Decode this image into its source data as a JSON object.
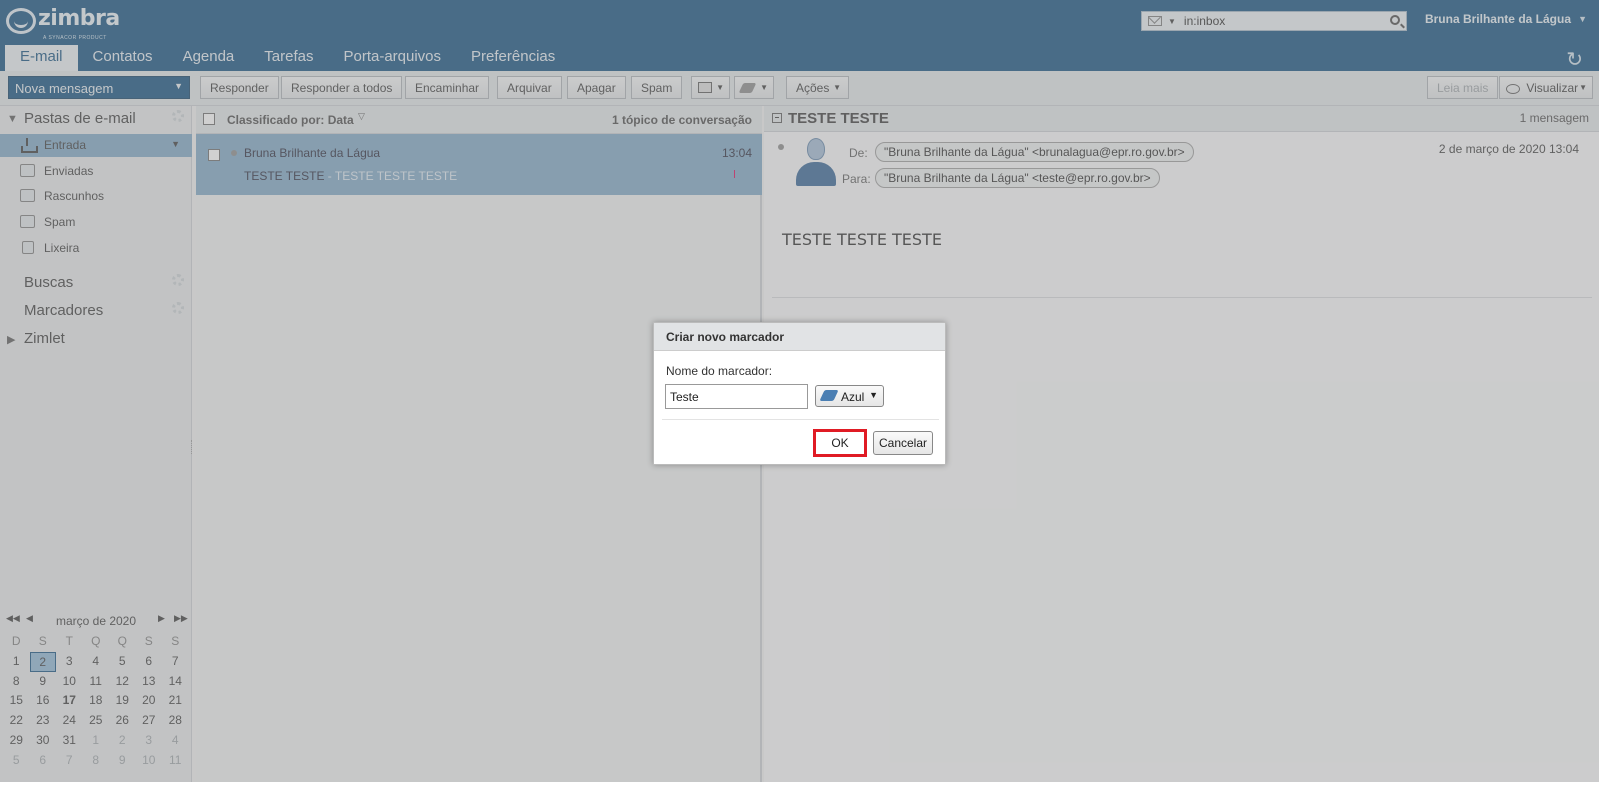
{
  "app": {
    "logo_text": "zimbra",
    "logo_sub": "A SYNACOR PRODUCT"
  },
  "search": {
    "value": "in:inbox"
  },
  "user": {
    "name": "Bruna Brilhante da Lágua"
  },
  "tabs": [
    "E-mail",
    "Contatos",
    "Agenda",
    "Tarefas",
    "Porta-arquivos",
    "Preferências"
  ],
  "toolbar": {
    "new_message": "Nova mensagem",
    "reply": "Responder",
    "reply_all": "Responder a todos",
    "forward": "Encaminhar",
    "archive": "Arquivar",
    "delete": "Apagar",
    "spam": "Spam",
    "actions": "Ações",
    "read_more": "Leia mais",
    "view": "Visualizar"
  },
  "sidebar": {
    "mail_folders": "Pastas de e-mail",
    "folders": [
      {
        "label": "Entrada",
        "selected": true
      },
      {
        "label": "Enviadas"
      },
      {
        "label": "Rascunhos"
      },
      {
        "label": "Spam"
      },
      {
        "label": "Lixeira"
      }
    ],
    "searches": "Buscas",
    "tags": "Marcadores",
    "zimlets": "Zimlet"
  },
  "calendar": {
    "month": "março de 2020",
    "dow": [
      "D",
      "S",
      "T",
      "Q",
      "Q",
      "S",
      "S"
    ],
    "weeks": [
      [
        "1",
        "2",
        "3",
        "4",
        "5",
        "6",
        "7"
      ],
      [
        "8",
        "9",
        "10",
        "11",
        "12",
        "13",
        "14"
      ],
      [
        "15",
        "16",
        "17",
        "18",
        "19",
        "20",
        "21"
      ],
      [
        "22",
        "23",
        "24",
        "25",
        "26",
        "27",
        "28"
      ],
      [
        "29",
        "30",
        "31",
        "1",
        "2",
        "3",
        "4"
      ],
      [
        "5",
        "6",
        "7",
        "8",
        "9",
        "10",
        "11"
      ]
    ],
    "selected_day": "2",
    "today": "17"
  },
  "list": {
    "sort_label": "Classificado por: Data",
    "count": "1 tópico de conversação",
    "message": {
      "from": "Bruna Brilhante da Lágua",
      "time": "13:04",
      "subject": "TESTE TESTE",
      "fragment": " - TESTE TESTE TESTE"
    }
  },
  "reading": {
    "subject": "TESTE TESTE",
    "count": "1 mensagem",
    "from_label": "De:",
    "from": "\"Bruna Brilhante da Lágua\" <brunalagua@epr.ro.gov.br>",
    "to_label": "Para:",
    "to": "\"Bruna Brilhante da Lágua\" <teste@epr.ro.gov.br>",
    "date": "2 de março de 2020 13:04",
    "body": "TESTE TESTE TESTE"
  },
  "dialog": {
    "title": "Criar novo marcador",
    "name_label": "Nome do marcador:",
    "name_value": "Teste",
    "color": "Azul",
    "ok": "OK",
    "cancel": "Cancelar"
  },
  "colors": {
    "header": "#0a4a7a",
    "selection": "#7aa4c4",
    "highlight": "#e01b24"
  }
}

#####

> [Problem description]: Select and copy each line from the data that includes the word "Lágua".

> [Output for this exercise]:
    "name": "Bruna Brilhante da Lágua"
      "from": "Bruna Brilhante da Lágua",
    "from": "\"Bruna Brilhante da Lágua\" <brunalagua@epr.ro.gov.br>",
    "to": "\"Bruna Brilhante da Lágua\" <teste@epr.ro.gov.br>",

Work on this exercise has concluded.